‘Synapse’ has a strumming swagger to begin with before Crump sets the mood with a solo bass figure that is then heated up by the other two players in a frazzle of notes, again the woozily tart anti-melody resets your ears and the piece thrives on a battle on the borderlands of melody and conventional tonality.
Liberty Ellman tune ‘Cryoseism’ contains the ache and passion of a Charlie Haden-type sound world and like all the tunes here retains a sense of freedom and experimentation without being too self-conscious about it. ‘Away From, A Way To’ which goes back to a 1997 Crump album called Poems and Other Things gets another run-out and has a freshness to its voicings that would sit well with say the mood summoned by Pat Metheny on Bright Size Life.
‘Esquima Dream’ at the end again sits well with the Metheny comparison, a driving soundscape feel to it that I can easily imagine electrified and scaled up in a jazz-rock setting but its power remains in the understatement as much as its potential. A big strength of the Rosetta trio is the way the trio use unconventional improvisational methods to achieve both strong rhythmic and melodic results. They manage to say things that resound and hit home while speaking in a veritable whisper. And that is so rare and welcome a quality.

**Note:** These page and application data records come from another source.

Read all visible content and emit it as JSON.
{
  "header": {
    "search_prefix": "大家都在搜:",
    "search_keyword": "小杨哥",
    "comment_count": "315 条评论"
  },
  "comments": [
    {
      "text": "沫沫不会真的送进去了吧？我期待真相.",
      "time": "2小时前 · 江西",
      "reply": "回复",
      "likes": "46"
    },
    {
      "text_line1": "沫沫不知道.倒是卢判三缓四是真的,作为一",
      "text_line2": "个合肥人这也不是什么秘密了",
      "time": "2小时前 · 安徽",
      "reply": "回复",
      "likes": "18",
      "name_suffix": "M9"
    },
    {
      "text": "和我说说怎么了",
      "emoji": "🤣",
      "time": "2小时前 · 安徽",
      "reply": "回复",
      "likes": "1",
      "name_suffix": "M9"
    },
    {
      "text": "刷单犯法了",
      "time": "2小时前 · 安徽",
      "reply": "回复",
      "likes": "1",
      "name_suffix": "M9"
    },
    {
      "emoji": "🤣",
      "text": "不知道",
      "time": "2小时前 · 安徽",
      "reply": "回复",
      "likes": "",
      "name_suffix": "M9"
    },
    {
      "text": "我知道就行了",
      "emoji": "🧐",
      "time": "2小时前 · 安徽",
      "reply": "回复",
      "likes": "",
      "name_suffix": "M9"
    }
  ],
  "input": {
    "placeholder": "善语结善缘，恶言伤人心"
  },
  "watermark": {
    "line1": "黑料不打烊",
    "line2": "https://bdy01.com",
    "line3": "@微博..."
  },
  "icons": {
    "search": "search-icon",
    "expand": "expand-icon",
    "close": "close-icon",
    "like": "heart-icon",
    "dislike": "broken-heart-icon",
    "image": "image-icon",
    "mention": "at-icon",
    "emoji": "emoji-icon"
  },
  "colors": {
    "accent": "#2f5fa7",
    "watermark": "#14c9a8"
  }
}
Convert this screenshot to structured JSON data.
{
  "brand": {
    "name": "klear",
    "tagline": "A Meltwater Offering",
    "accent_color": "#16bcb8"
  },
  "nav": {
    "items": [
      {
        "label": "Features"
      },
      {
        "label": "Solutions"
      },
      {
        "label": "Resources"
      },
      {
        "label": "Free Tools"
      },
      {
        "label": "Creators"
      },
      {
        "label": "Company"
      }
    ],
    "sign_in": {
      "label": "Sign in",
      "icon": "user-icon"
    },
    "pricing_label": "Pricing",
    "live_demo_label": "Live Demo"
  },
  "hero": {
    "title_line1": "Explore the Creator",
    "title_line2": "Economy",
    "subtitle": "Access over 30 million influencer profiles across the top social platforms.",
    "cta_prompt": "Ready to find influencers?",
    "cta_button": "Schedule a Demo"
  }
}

SG
1 Pat Metheny Extraordinary achievements down through the decades whether on world tours with the Pat Metheny Group, his own innovations (for instance the pioneering use of guitar synthesizer and his own 'robot' Orchestrion) or with such icons of free music as Ornette Coleman and Derek Bailey and in his interpretations of the music of John Zorn, the Missourian continues a story picked up by Charlie Christian and continued by Wes Montgomery in terms of innovation, new dialects and vocabulary, sheer virtuosity and joy in performance.
2 George Benson. The ultimate communicator.
3 John Scofield. A bluesician at heart.
4 John McLaughlin. Into the mystic: IndoJazz innovator.
5 Carlos Santana. Latin-jazz and rock master.
6 Kenny Burrell. Made history with Jimmy Smith.
7 Bill Frisell. Guitar everyman. Americana and freebop distilled.
8 Terje Rypdal. Prog jazz exemplar and icon.
9 Lionel Loueke: Afrojazz innovator.
10 Eivind Aarset: Scandi “futurejazz” innovator.
11 Mary Halvorson: Avant, post-Derek Bailey, icon.
12 Russell Malone Mainstream accompanist par excellence,
13 Kurt Rosenwinkel Consummate skill coming out of the heart of jazz.
14 Julian Lage: Now in his prime: can cover anything.
15 Marc Ribot: From Tom Waits to Ayler can do it all.
16 Phil Robson: influential jazz-rock consolidator.
17 Mike Stern: Has his own fearsome sound. Huge chops.
18 Mike Walker: north of England legend. Stylistically unique
19 Wolfgang Muthspiel: sublime chamber jazz practitioner and more.
20 Kevin Eubanks: knows how to reach the heart of the matter and communicate